Wherever the string "scroll" appears in the entries below, return the line that holds it.

Excerpts from an interface dataset:
--

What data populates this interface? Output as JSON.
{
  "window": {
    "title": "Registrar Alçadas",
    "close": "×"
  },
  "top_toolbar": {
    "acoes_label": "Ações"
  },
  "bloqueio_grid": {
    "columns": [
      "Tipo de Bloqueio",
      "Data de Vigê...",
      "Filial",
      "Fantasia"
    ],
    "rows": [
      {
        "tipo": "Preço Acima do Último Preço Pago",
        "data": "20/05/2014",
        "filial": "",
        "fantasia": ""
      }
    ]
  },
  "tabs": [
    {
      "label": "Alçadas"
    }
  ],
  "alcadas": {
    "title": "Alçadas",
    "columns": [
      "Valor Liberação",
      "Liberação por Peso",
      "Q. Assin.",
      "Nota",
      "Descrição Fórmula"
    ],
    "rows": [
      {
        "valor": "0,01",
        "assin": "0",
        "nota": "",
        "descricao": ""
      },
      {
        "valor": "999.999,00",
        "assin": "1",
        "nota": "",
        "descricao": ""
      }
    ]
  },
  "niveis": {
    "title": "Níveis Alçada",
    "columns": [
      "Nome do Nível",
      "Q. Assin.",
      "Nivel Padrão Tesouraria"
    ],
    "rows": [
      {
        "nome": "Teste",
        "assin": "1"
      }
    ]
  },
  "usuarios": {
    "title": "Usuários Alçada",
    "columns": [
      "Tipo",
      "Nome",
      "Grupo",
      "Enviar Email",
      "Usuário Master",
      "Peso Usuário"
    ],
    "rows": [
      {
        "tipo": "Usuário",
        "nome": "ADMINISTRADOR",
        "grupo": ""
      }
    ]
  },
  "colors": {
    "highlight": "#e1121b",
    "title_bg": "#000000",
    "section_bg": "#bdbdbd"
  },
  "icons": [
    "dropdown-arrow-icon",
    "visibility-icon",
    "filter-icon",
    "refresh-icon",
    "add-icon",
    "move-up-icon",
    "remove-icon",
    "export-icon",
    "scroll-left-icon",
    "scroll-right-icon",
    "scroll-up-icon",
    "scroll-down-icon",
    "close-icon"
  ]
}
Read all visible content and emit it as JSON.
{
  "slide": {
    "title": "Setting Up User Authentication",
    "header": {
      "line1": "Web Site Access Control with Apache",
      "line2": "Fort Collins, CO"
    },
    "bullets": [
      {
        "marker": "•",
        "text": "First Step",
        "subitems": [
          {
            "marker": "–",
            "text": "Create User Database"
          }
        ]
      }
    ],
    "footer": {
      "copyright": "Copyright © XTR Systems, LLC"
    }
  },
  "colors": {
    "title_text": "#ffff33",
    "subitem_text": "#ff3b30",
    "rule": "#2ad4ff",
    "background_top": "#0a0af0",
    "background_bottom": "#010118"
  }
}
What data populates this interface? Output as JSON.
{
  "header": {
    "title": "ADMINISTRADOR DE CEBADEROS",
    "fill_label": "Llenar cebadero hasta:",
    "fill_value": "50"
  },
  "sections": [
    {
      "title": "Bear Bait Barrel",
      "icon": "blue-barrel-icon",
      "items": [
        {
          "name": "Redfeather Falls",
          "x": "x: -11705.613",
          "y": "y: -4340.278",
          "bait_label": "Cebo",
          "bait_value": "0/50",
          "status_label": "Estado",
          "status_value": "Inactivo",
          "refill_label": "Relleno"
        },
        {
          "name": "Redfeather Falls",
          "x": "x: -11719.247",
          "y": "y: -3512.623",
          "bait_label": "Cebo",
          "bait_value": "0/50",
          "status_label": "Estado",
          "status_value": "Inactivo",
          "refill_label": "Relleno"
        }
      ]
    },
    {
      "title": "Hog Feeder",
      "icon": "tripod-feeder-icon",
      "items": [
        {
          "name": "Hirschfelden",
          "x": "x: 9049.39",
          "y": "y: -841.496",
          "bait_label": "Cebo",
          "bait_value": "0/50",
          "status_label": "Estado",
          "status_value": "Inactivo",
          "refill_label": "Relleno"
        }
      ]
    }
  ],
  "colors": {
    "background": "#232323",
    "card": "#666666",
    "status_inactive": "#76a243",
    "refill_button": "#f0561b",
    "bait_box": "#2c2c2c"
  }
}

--

● **EXERCISE OUTPUT**:
    "scroll-left-icon",
    "scroll-right-icon",
    "scroll-up-icon",
    "scroll-down-icon",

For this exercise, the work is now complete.